Shop Talk is a weekly column featuring locally owned and operated businesses. This week, we talk to Laszlo Sulyok of GOATSHEEPSHOP in Delhi.
How long have you lived in the area?
Part time from 2000 until 2006, and full time since then.
Tell me about your business:
We raise Shetland sheep, angora and cashmere goats for their wool and Nubian goats for their milk. Basically, all things made of goats and sheep, such as blankets, rugs, yarn, felted items, home decor, clothing articles, accessories, scarves, hats, jewelry, soap (from goat milk) and some wonderful tender goat meat and lamb.
Describe a typical day in your business:
If everything starts out well, after a big cup of coffee with fresh goat milk and some scrambled eggs from fresh eggs, we do the chores _ feeding and checking out the animals. After feeding, we move the sheep and goats to the pastures with the help of our two herding dogs. During the day, we take care of supply needs and other errands and then have a block of time for creative work in the studio until the evening chores, when the dogs help to bring all the sheep and goats back in.
I always make time for cooking dinner. I love to cook. In fact, I just applied for a cooking permit with the state Ag and Markets and soon will begin making frozen foods using our meat and other local ingredients. After dinner, we try to finish the day back in the studio.
How did you get started in this line of work?
We've been trained as artists and also had a close affinity for animals. Since we also wanted to move upstate from Brooklyn after many years of going back and forth as second homeowners, it just seemed the perfect combination to an ideal lifestyle.
Where do you see this business in five years?
We hope to have a signature style that is easily recognized, have established working relationships with interior designers, and ultimately be able to work on large-scale projects.
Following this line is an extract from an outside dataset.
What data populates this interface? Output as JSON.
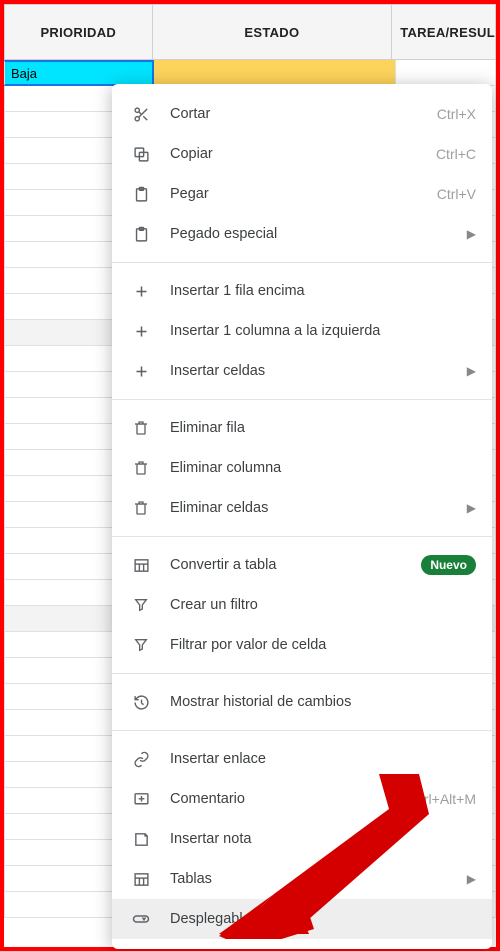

Describe a memorable moment in your workplace:
Before we started the shop, as second homeowners still in Roxbury, we regularly visited area farmers' markets and farms. I've loved markets since I was a kid back in Europe. I remember the heated conversations between vendors and customers, testing and challenging each other in verbal duels.
About three years ago, when we were finally ready to appear as producers, suddenly we found ourselves on the other side of the farm stand, in a completely different role. It has given us a much deeper understanding and appreciation of farming and the marketplace; how one's work and creativity translates into monetary value.
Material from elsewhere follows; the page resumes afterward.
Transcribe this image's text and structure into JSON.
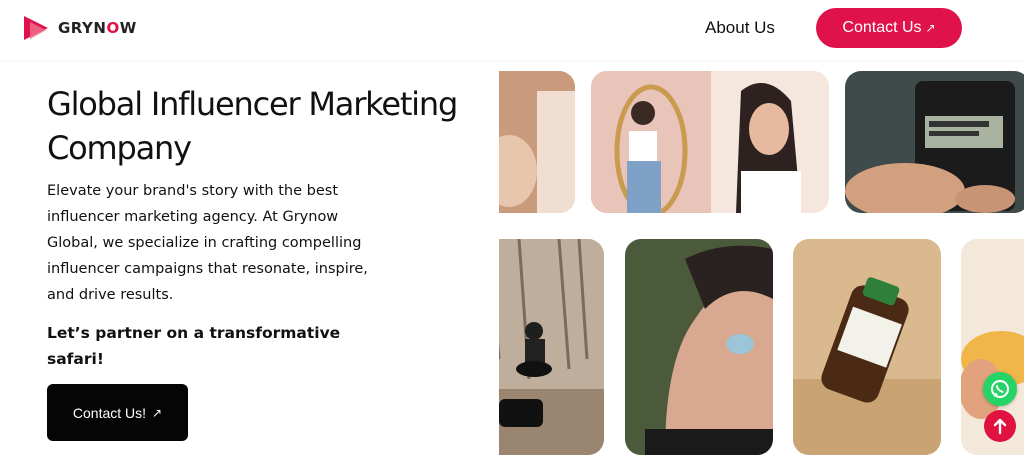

What have you learned from your work?
Working with animals simply helps you to become a better person. It is also a pacifier and helps you to become a much better listener, which is a great gift to improve one's ability to communicate with others.
What is the most challenging part of what you do?
To provide high-quality care for our animals. It is not about only feeding and turning out the animals to the pasture, it is also about balanced nutrition, health care, proper breeding and clean and safe shelter, among other things. We have had to learn everything from books and the feedback we've gotten. I think we have been doing a decent job.
How do you define success for your business?
One cannot escape the reality of money; after all, we are in America. Considering that we've started only a few years ago, I think our prospects are promising even under the current economic climate. Another important way to measure success is the number of satisfied and returning customers. Last, however not least, is that we do what we like.
What are some advantages as well as drawbacks of doing business in this area?
First and most importantly, we have to break our seasonal selling cycle. The vast majority of our customers are second homeowners. Once they go back to New York City, it is a significant drawback. We have to put a major effort into serious marketing in the area to lose our self-declared "best-kept secret in the farming community" status. Sometimes I feel an odd resistance that we have to overcome, the perpetual whisper about old-timers vs. newcomers, upstate vs. downstate, etc. The way I look at it, we are in this together, why not improve it together? Every community is interdependent, regardless of size and location, so why not to maximize the potential of available resources?
On the other hand, once people get to know you, they reach out to you and express their appreciation.
What sets you apart from your competitors?
Our different background, different education, different upbringing, which is basically the story of America.
What advice would you give to someone trying to enter your field of work?
Regardless of whether you fail or succeed, work hard and pursue your dreams and beliefs.
Shop Talk interviews are conducted by Terry Hannum. For information, call The Daily Star at 432-1000, ext. 217, or e-mail firstname.lastname@example.org.